On Day 1 of our trek in Parque Nacional Nahuel Huapi, we woke up super early for the 30-minute bus ride to the trailhead. We planned to hike ~13 mi (20.5 km) to Refugio San Martin. The first part of the trail was along Arroyo Van Titter, so we had lovely views of the river as well as Lago Guiterrez, just south of us. We headed gradually uphill to arrive at Refugio Frey, a wood/stone cabin (similar to those I described in my post about El Bolson, Chile) located on the shores of a glacial lake surrounded by mountains. We watched some climbers make their way up the vertical wall of a nearby spire while we ate. After lunch, we climbed up and over two passes to finally arrive at Refugio San Martin, another wood/stone cabin on the shores of a glacial lake surrounded by mountains. Such gorgeous scenery! And thank goodness because it made it easier to deal with the rain that had begun as we arrived. There was no shelter for the tent campers and cooking in the refugio was not allowed, so we cooked our dinner in the rain then went inside to eat. As we sat there eating our backpacker food (i.e., a cheap packet of soup with pasta), everyone else enjoyed a beautiful-looking paella made by the refugio staff. We didn’t reserve and pay for a meal at the refugio ahead of time, so no paella for us! Oh well, a least we were warm and dry. We began Day 2 by packing up wet tents and starting the roughly 10-mi (16.5-km) hike back in soggy weather. We hiked down a gorgeous valley along Arroyo Casa de Piedra. The trail was steep for the first few hours then became a more gradual descent. Once at the end of the trail, we still a ways to go to get to the bus stop. After ~2 hrs of walking in the heat and dust, we finally caught the bus back to town.

Back at the hostel, we ran into Candice! She’d decided to stay in town for the Easter festivities. So, after a few hours to clean up and rest, Dave, Carrie, Mathieu (France), who’d we’d met at the hostel, and I went to the main plaza to met up with Candice and check out some live music.
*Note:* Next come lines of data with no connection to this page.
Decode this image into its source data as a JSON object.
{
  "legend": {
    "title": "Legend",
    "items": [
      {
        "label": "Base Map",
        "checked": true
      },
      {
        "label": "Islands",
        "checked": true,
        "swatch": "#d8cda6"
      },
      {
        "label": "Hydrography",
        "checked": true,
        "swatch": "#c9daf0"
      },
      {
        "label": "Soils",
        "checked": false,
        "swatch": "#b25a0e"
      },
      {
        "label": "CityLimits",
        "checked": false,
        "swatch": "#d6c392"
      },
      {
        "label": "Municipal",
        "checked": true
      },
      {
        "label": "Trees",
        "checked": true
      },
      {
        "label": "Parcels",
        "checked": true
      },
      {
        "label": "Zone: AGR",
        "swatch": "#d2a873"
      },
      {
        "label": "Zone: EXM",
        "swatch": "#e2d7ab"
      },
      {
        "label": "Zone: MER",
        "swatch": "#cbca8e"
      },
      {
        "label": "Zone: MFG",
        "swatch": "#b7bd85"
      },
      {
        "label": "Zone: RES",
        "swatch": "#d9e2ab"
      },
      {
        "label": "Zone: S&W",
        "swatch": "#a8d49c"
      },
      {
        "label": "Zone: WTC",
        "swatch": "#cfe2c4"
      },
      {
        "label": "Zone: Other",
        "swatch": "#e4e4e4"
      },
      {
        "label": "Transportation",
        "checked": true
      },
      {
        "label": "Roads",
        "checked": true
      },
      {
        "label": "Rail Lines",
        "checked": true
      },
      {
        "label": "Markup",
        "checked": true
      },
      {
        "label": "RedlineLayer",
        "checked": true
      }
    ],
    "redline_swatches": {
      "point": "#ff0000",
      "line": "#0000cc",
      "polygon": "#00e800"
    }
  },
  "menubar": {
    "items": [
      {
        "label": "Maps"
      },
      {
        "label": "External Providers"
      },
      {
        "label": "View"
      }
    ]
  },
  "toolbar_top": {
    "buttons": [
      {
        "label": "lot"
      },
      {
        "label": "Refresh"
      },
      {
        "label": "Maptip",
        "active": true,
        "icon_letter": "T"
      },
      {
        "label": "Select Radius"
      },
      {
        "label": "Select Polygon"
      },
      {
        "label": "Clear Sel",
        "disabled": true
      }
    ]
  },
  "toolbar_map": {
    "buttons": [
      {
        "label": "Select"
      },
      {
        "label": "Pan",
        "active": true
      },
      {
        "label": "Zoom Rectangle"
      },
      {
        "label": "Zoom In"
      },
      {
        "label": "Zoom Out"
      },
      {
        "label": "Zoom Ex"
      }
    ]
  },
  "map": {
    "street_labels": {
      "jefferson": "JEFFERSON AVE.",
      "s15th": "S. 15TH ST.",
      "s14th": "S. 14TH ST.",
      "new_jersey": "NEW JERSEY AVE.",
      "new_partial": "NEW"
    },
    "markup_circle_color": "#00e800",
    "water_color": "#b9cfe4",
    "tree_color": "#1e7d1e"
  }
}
We didn’t find Candice but the four of us had fun listening to the Argentinean band (who’s name I can’t recall) then having a few beers at a nearby bar. The town was crowded but the vibe was festive and fun. Most of the crowd appeared to be Argentinean and Chilean. The next day was Easter so, Dave, Carrie, Coullaud, and I headed to the main plaza again to taste a piece of the world’s largest chocolate Easter egg. It was only 9am but everyone was out to enjoy a clear, sunny Easter day. The line for chocolate spanned several blocks along the main street, around the corner, down two blocks, around another corner, then along several more blocks along the waterfront. It was a long line. After a while, Coullaud left to go trekking but Candice joined us. During the wait, we chatted, did some good people-watching, and had some matte (traditional Argentinean tea) with our neighbors in line. After an hour and a half, we were rewarded with a large carton of chocolate which we ate sitting under a tree in the plaza. Honestly, the chocolate wasn’t that great (very sugary) but getting it was part of a fun day hanging with great friends and a great end to a fun time in Bariloche!

Here are a few pictures. Click the link to see the full photo album:


On the way to Refugio San Martin.
The world’s largest homemade chocolate Easter egg!

Travel notes: recommend Punto Sur Hostel (friendly staff, free dinners on some nights) and The Hostel House (friendly staff, large communal kitchen); tap water in Bariloche and water in the national park is potable (no treatment needed).